(Excerpts from an interface dataset)
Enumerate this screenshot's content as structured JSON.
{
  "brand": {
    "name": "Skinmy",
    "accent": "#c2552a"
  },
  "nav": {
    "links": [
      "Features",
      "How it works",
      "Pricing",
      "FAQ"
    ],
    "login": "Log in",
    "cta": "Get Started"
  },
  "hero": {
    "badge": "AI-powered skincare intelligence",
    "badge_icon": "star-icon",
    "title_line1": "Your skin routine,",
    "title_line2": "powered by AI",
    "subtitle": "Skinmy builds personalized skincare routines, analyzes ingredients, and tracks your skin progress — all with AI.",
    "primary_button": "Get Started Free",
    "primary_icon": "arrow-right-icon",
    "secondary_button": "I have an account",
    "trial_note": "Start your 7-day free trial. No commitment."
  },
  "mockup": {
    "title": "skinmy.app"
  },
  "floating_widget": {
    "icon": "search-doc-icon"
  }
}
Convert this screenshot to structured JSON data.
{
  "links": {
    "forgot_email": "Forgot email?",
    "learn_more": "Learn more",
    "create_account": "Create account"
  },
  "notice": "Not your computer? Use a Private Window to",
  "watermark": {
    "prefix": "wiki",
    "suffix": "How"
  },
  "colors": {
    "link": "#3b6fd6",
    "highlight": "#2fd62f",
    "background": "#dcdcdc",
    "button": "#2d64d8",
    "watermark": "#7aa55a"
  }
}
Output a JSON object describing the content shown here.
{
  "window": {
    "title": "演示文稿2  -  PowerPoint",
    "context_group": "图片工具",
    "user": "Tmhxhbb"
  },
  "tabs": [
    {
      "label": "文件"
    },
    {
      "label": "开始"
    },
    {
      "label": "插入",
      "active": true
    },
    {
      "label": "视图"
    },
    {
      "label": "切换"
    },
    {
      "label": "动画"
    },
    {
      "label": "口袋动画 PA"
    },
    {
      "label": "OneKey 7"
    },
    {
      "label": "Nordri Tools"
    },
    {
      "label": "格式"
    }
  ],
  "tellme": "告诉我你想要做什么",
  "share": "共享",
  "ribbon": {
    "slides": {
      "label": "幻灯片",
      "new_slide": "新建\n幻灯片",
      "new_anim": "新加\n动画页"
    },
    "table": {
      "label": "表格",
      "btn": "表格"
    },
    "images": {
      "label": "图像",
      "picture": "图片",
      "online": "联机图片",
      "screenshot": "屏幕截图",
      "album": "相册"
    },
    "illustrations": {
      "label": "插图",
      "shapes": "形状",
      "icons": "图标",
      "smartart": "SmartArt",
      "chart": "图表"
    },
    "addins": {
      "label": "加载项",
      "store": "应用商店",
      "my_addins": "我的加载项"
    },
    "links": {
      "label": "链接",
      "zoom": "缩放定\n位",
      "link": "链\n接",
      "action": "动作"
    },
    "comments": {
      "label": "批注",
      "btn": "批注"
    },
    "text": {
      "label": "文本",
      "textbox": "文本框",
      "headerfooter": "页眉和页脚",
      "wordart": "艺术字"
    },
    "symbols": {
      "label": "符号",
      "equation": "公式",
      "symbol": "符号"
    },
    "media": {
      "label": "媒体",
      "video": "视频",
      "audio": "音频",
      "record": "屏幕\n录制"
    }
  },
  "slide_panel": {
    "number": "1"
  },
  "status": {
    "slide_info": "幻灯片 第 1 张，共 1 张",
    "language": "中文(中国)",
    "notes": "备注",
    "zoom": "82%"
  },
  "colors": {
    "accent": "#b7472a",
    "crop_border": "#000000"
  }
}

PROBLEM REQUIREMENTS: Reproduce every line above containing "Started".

ANSWER FOR THE TASK:
    "cta": "Get Started"
    "primary_button": "Get Started Free",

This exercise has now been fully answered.